Case presentation

A 30-year-old woman presented with acute epigastric pain and breathlessness with a duration of 1 day. She had a history of multiple episodes of retching for more than 10 times with non-bilious vomiting prior to that. She was diagnosed with type 2 diabetes mellitus 8 years ago but was not on treatment or regular follow-up. She had no prior history of abdominal trauma or surgery. Physical examination revealed a pale, conscious woman. She was in class II hypovolemic shock, with a weak, rapid pulse of 107 bpm and blood pressure of 135/72 mmHg. She was able to maintain saturation with oxygen supplementation of 2 L/min. Her abdomen was distended but was soft with generalized tenderness. Blood investigations revealed a hemoglobin of 8.3 g/dL (normal, 11–13 g/dL) with a hematocrit level of 30% (normal, 42–52%) and total white cell count of 10.4  109/L (normal, 4.5–11.0  109/L). Her blood sugar level, platelet count, and coagulation profile were normal. Serum amylase and cardiac enzymes were within normal limits, and her urine pregnancy test was negative. Electrocardiogram showed no signs of ischemia. Chest radiography had no signs of pneumoperitoneum or pneumomediastinum. 

She responded to resuscitation with fluids followed by packed cell transfusion and was subsequently subjected to computed tomography (CT) of the abdomen. CT imaging reported non-rotation of the gut, gross intraperitoneal free fluid (Figure 1) with debris, and an elongated thickened appendix suggestive of a perforated appendicitis. In view of the clinico-radiological discrepancy, a decision was made for a diagnostic laparoscopy. 

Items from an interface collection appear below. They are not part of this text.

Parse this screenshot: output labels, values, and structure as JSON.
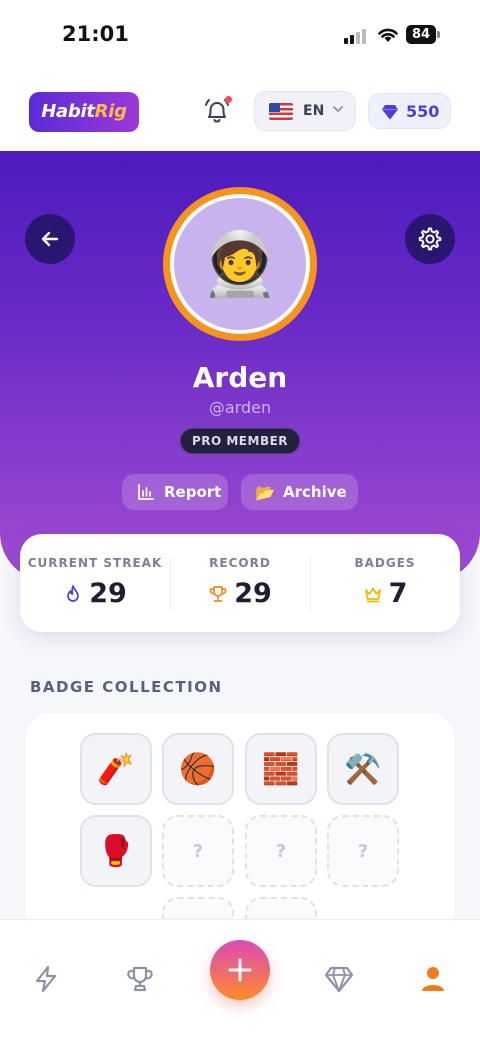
{
  "status_bar": {
    "time": "21:01",
    "battery": "84"
  },
  "app_bar": {
    "logo_part1": "Habit",
    "logo_part2": "Rig",
    "language": {
      "flag": "us-flag",
      "code": "EN"
    },
    "gems": {
      "count": "550",
      "icon": "diamond-icon"
    },
    "notification_dot_color": "#ff4757"
  },
  "profile": {
    "avatar_emoji": "🧑‍🚀",
    "name": "Arden",
    "handle": "@arden",
    "membership": "PRO MEMBER",
    "actions": [
      {
        "label": "Report",
        "icon": "bar-chart-icon"
      },
      {
        "label": "Archive",
        "icon": "📂"
      }
    ]
  },
  "stats": [
    {
      "label": "CURRENT STREAK",
      "value": "29",
      "icon": "flame-icon",
      "color": "#4b3fd8"
    },
    {
      "label": "RECORD",
      "value": "29",
      "icon": "trophy-icon",
      "color": "#f08a1c"
    },
    {
      "label": "BADGES",
      "value": "7",
      "icon": "crown-icon",
      "color": "#f2b705"
    }
  ],
  "badge_collection": {
    "title": "BADGE COLLECTION",
    "badges": [
      {
        "emoji": "🧨",
        "earned": true
      },
      {
        "emoji": "🏀",
        "earned": true
      },
      {
        "emoji": "🧱",
        "earned": true
      },
      {
        "emoji": "⚒️",
        "earned": true
      },
      {
        "emoji": "🥊",
        "earned": true
      },
      {
        "emoji": "?",
        "earned": false
      },
      {
        "emoji": "?",
        "earned": false
      },
      {
        "emoji": "?",
        "earned": false
      }
    ]
  },
  "bottom_nav": {
    "items": [
      "lightning-icon",
      "trophy-icon",
      "plus-icon",
      "diamond-icon",
      "profile-icon"
    ],
    "active": "profile-icon",
    "active_color": "#f07c1e",
    "inactive_color": "#8d93a5"
  },
  "colors": {
    "brand_purple": "#5b2bd6",
    "accent_orange": "#f7941d"
  }
}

Laparoscopy revealed a gross hemoperitoneum of 2.5 L, with small bowel loops located to the right and the right hemicolon located centrally consistent with non-rotation of the gut. Continuous pooling of blood was noted from the left hypochondrium, but the source was not identifiable laparoscopically. Conversion to laparotomy revealed active arterial bleeding from a short gastric artery. The bleeding vessel appeared normal, with no obvious aneurysmal dilatation or pathology and was successfully ligated with non-absorbable sutures. The rest of the abdominal organs were examined and noted to be grossly normal. 

Click to view Figure 1. Abdominal CT scan (axial) with intravenous contrast demonstrating free fluid (black arrow) in the right iliac fossa. The extraluminal fluid is denser than the intraluminal water contrast. 124x87mm (762 x 762 DPI)